There are various forms of depression and the least common yet most dangerous amongst all is Post Partum Depression (PPD) - a type of depression that affects women after pregnancy.
Dr. Afshan Ashai, a psychiatrist and Medical Director of Prince William County CSB in Virginia described PPD in detail. Approximately 20 per cent of her pregnant patients in the past one year, carried symptoms of depression before or after delivery. A high percentage of the mothers had postpartum blues and experienced mood swings and crying spells. However, the duration of these symptoms is short and are not as severe as postpartum depression.
“The risk factors which can lead to PPD are a history of depression during pregnancy, past history of depression or other mental illness, family history of PPD, history of abuse, history of substance use, marital and financial problems, lack of social support, inability to breastfeed the baby, inadequate nutrition and lack of sleep,” explained Dr Afshan. “However, the major risk associated with PPD in severe cases is that the mother might try to harm herself or the baby.”
A few instances of PPD:
One shocking case of PPD as discussed by the Journal of Pakistan Psychiatric Society (JPPS) was of a 27-year-old woman who killed two of her babies due to PPD. “According to recent studies, at least 15-35 per cent of women in developing countries experience PPD,” shared Dr Afshan. The rate of PPD in Pakistan remains unclear but a number of studies indicate an approximate rate of 25 per cent. “I have seen Pakistani patients suffering from PPD in USA but the percentage was very low.”
Denial of the condition:
Unfortunately, seeing a psychiatrist is a stigma not only in Pakistani but in the Western Countries too. The most common response Pakistani patients give for not seeking treatment early is, ‘I didn’t think I was crazy’ or ‘what will my family and friends say when they find out I’m seeing a psychiatrist’.
“Women should be well aware of the complications if they choose not to seek treatment,” explained Dr Afshan. “PPD can lead to problems in a mother’s ability to take care of herself, her newborn and her other children. It can also lead to problems in mother-child bonding and untreated PPD can last up to one year or longer.”
Sometimes even if treated late, PPD can increase a woman’s risk of future episodes of major depression. Children of mothers who have untreated PPD are more likely to have behavioural problems and delays in language development.
Symptoms of PPD:
The symptoms include low mood, fatigue, irritability, anxiety, feeling unable to cope, lack of interest in activities, low energy, difficulty sleeping, changes in appetite and weight, thoughts of suicide and thoughts of harming the baby.
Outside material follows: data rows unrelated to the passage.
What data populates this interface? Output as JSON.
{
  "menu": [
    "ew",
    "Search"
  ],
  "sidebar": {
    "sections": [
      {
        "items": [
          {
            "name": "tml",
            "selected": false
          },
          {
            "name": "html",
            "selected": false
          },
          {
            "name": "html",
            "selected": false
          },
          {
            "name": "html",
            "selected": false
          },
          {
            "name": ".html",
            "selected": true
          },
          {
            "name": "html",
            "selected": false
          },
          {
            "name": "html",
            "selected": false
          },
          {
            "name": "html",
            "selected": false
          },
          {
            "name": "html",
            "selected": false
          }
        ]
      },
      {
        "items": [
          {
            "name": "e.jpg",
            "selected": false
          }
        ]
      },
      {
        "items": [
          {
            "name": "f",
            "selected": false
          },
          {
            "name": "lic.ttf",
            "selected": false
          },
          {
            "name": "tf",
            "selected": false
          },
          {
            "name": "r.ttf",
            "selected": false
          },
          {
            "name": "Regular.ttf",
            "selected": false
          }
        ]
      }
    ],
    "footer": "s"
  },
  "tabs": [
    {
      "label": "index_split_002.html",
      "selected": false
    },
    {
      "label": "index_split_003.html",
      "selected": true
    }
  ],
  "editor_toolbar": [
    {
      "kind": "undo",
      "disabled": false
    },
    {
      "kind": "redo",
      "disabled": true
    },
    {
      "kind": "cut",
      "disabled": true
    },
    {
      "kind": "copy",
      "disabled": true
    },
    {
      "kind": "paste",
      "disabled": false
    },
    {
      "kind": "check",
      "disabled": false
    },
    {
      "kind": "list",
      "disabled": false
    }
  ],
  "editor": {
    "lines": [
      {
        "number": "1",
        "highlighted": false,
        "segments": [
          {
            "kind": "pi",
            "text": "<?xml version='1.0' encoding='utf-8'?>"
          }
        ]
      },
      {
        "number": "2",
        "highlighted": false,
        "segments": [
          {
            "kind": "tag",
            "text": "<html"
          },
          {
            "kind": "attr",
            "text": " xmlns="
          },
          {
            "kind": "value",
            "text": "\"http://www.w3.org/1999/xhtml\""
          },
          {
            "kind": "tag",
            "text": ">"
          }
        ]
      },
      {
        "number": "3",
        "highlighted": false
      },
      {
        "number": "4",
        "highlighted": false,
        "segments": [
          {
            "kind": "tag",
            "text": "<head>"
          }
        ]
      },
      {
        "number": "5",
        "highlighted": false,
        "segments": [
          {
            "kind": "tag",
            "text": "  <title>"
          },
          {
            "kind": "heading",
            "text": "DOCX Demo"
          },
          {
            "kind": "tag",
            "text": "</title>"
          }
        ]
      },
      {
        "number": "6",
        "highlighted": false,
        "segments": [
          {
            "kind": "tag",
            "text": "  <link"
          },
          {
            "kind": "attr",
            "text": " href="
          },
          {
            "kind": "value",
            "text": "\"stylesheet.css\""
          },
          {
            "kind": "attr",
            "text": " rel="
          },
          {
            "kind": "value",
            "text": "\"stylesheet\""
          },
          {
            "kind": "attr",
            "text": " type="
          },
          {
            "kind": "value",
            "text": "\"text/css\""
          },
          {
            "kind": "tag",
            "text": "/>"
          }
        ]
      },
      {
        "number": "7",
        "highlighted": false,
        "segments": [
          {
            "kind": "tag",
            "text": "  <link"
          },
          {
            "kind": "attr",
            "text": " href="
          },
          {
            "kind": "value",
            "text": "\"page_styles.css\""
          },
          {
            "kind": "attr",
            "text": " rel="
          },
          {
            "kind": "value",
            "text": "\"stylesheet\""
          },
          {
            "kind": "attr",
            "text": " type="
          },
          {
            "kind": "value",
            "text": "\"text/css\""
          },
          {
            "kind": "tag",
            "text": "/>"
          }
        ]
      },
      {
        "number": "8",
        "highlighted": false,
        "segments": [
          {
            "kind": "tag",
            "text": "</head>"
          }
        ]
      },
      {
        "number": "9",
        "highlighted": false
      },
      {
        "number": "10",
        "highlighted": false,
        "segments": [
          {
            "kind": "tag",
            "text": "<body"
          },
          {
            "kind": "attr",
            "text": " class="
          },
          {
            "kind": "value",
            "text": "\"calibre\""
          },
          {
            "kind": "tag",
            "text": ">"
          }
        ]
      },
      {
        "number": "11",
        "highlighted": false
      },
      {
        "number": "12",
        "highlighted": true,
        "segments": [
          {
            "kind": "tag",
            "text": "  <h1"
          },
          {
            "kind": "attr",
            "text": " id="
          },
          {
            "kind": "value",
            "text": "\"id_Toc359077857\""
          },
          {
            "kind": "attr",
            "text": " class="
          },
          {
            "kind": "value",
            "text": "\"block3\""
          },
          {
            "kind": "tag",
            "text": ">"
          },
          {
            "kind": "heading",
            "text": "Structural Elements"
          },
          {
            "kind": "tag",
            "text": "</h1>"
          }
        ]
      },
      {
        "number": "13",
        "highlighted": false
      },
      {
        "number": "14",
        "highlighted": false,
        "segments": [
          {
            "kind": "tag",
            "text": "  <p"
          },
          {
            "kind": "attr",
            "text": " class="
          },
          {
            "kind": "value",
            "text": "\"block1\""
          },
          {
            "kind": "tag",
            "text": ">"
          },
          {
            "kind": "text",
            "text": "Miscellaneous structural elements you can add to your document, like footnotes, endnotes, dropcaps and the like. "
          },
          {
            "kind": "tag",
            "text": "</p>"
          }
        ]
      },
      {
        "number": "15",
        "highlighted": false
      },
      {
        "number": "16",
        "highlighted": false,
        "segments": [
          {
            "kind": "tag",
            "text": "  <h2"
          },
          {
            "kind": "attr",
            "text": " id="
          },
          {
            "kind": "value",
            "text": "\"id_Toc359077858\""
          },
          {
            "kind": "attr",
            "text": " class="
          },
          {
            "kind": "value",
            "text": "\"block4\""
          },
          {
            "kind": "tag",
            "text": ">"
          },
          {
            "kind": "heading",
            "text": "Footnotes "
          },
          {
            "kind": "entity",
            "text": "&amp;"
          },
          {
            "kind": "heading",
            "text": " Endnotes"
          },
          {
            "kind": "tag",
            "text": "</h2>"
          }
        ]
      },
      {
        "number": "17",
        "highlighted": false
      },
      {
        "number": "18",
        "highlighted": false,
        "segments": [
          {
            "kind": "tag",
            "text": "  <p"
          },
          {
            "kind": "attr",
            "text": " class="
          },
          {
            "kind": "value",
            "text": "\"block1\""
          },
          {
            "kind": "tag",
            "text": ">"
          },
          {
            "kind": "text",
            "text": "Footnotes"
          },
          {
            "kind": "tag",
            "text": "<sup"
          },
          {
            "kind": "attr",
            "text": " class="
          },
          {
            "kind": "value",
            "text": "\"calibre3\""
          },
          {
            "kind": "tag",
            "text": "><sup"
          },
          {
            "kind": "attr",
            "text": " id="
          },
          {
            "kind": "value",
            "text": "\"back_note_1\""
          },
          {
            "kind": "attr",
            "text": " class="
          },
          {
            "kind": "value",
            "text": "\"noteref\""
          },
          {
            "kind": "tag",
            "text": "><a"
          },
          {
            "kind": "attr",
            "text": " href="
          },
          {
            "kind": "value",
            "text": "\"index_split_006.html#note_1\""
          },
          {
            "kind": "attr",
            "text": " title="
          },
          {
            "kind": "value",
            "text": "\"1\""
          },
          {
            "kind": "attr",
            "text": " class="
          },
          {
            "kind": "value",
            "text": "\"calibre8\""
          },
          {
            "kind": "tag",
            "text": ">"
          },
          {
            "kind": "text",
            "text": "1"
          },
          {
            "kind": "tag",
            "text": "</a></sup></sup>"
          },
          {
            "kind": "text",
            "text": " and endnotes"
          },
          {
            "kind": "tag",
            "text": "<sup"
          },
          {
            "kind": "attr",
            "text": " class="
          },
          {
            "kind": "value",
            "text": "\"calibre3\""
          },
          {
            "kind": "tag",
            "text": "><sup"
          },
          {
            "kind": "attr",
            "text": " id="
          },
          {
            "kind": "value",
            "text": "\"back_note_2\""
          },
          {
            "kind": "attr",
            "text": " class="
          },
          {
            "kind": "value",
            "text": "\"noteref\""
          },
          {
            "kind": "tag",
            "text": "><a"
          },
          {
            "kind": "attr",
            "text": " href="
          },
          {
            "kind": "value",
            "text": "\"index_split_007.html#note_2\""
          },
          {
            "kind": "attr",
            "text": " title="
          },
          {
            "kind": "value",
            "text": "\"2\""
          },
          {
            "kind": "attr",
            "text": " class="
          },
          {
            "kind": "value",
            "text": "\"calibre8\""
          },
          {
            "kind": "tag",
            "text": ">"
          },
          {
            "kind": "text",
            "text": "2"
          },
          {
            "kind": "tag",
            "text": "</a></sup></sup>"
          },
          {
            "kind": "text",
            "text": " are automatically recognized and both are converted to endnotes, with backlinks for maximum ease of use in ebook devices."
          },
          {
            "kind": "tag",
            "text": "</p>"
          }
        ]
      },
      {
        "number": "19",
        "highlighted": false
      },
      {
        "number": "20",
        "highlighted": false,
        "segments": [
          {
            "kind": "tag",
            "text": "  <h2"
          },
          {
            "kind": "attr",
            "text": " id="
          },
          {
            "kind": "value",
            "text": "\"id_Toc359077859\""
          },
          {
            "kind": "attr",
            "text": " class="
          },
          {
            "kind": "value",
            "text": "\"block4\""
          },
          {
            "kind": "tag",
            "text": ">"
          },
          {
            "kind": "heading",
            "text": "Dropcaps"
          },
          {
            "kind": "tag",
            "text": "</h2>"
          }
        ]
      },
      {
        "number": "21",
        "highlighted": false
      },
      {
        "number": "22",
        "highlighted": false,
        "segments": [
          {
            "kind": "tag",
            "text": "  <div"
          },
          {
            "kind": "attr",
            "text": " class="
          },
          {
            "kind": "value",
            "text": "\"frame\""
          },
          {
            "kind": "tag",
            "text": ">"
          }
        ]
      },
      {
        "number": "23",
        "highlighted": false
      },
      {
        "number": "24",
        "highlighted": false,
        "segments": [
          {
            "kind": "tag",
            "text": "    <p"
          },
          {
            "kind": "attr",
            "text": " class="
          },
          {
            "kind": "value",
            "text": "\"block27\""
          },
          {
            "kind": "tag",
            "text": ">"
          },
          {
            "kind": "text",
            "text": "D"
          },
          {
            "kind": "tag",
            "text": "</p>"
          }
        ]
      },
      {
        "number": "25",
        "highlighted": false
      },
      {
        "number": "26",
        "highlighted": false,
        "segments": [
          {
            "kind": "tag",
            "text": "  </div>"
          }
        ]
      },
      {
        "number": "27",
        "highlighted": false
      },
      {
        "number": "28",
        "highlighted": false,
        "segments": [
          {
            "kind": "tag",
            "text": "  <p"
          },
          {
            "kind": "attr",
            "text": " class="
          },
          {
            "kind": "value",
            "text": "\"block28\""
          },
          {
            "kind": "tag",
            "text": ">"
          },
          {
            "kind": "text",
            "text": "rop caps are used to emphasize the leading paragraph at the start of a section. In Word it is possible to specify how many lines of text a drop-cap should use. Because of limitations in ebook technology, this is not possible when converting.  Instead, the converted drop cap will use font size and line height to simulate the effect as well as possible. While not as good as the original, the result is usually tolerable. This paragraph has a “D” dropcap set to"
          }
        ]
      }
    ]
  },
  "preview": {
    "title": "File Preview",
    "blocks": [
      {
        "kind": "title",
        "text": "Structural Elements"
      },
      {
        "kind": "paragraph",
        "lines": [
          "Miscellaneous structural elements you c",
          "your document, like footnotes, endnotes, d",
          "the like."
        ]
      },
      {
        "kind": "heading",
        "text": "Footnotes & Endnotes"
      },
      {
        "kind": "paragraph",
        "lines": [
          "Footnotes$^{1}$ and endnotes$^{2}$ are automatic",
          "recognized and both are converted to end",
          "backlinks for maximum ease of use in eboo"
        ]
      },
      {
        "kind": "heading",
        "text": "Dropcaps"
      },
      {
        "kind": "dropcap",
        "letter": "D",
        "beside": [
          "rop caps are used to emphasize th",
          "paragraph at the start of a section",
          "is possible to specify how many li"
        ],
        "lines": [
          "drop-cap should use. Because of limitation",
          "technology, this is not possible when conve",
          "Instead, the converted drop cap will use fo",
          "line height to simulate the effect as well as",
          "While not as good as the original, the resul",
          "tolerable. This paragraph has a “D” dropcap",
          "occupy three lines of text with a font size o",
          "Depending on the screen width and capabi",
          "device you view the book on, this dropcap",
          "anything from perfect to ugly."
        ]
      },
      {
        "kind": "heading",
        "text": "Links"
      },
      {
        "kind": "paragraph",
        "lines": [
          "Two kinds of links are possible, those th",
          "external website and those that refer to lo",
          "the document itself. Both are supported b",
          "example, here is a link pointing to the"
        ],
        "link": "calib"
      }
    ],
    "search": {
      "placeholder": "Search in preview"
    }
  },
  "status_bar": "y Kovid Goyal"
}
In severe cases PPD also leads to paranoia and psychosis.
Seeking the right treatment:
According to JPPS, the culture in Pakistan makes women see faith healers and religious healers and in the end a local practitioner but seeing a psychiatrist is still a taboo in our society. “It is very important for a woman to be screened for depression during her pregnancy and weeks that follow her delivery,” said Dr Afshan. “In the USA, early formal screening by use of the Edinburgh postnatal depression scale is recommended; this can predict the risk of developing depression when administered 2-3 days postpartum depression.”
However, the most important thing is to educate mothers and family members about this illness and symptoms. The rate of recovery of PPD is high with proper treatment which could be counselling and use of psychotropic medications.
Pakistani social factor is the paragon as compared to any society and some studies have revealed that the incidence of PPD is lower in non-western countries. This is because of increased support that mothers in countries like Pakistan receive by their family members after their birth.
Dr. Afshan further shared, “Some physicians believe that administration of progesterone to the mother at birth can help prevent psychosis in females who have struggled with severe depression in previous pregnancies.”
Also, the use of oestrogen especially during delivery has been reported by physicians to help prevent the recurrence of depression. Use of vitamins has also been found to be beneficial.
However, there are other factors that contribute to an increase in stress in a country like ours - for example, giving birth to a female child and pressure from the family to breast feed the baby develops a sense of guilt in women who are unable to do so.